What people are saying - Write a review
We haven't found any reviews in the usual places.
administration American appointed aspirant assemblies ballot became boss bribery brought candidates candidatures caucus character citizens civic Civil clubs Committee of Seventy Congress Congressional Congressional Caucus Constitution corruption delegates democracy Democratic party developed direct primaries district duty economic elec election campaign elective offices electors existence favour favourite Federal force hand House independent influence interests large cities latter leaders legislative legislature less liberty Machine majority Martin Van Buren meetings ment methods mittee moral Mugwumps municipal national committee national convention natural nominations obtained office-holders Organiza party Organization political corruption politicians poll popular present President public offices public opinion reform regime regular representative Republic Republican party Ring rival rule Senate slavery social society Solid South South speakers spoils system Tammany Tammany Hall ticket tion Union United United States Senate ventions vote voters Whig whole York
Page 415 - I have often inquired of myself what great principle or idea it was that kept this Confederacy so long together.
Page 30 - It may be, sir, that the politicians of New York are not so fastidious as some gentlemen are as to disclosing the principles on which they act. They boldly preach what they practice. When they are contending for victory, they avow their intention of enjoying the fruits of it. If they are defeated, they expect to retire from office; if they are successful, they claim, as a matter of right, the advantages of success. They see nothing wrong in the rule that to the victor belong the spoils of the enemy.
Page 415 - In their enlightened belief, nothing stamped with the Divine image and likeness was sent into the world to be trodden on and degraded and imbruted by its fellows.

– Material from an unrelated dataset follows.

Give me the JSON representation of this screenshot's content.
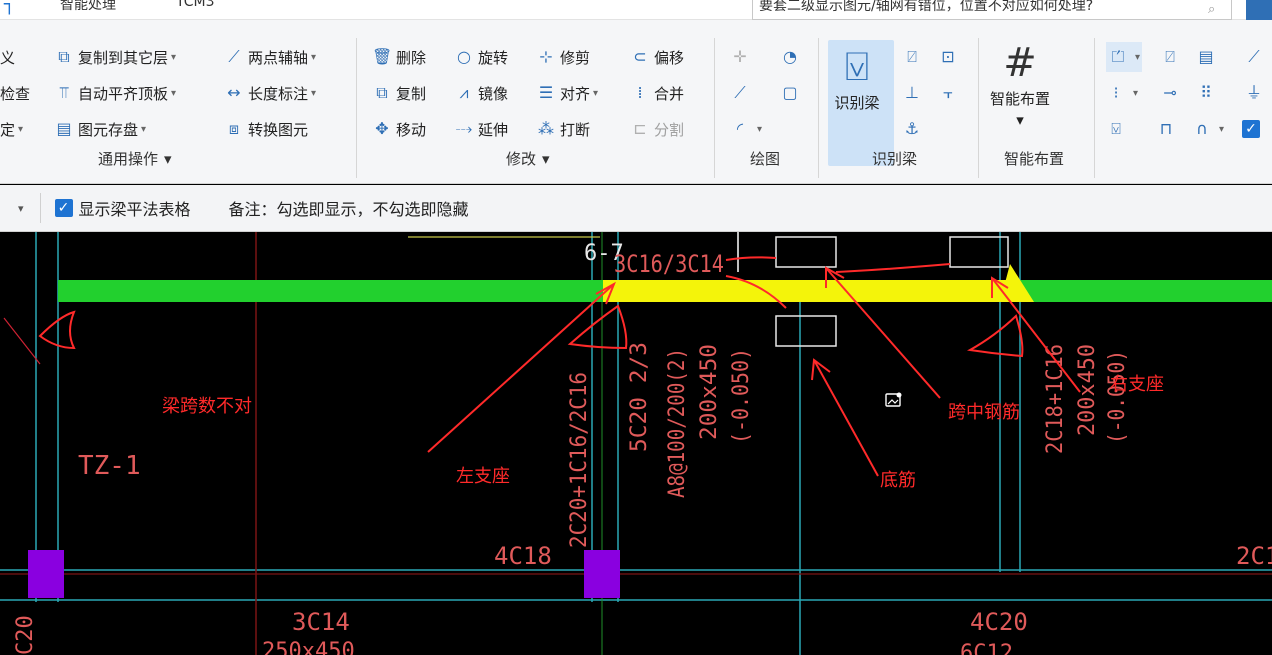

Page 33 - Whigs opposed the new institution ; they declared it "was intended to abridge the liberties of the people by depriving individuals, on their own mere motion, of the privilege of becoming candidates and depriving each man of the right to vote for a candidate of his own selection and choice.
Page 159 - With him elected in the vigor of his life and the plenitude of his powers, beloved at home and respected abroad, with our free institutions and our imperial domain, we should need no Bartholdi statue standing at the gateway of commerce, with uplifted torch, to typify the Genius of Liberty enlightening the world...
Page 167 - Jeffersons. With an elaborate respect for forms extending to the smallest details of procedure, they pretended to deliberate, and then passed resolutions settled by a handful of wire-pullers in the obscurity of committees and private caucuses; they proclaimed as the creed of the party appealing to its piety, a collection of hollow, vague phrases, strung together by a few experts in the art of using meaningless language, and adopted still more precipitately without examination and without conviction...
Page 155 - But, apart from cases of this kind, (the sole object of the platform is, in the present day, as formerly, to catch votes by trading on the credulity of the electors.
Page 449 - Party as a wholesale contractor for the numerous and varied problems, present and to come, should give place to special organizations, limited to particular objects and forming and re-forming spontaneously, so to speak, according to the changing problems of life and the play of opinion brought about thereby.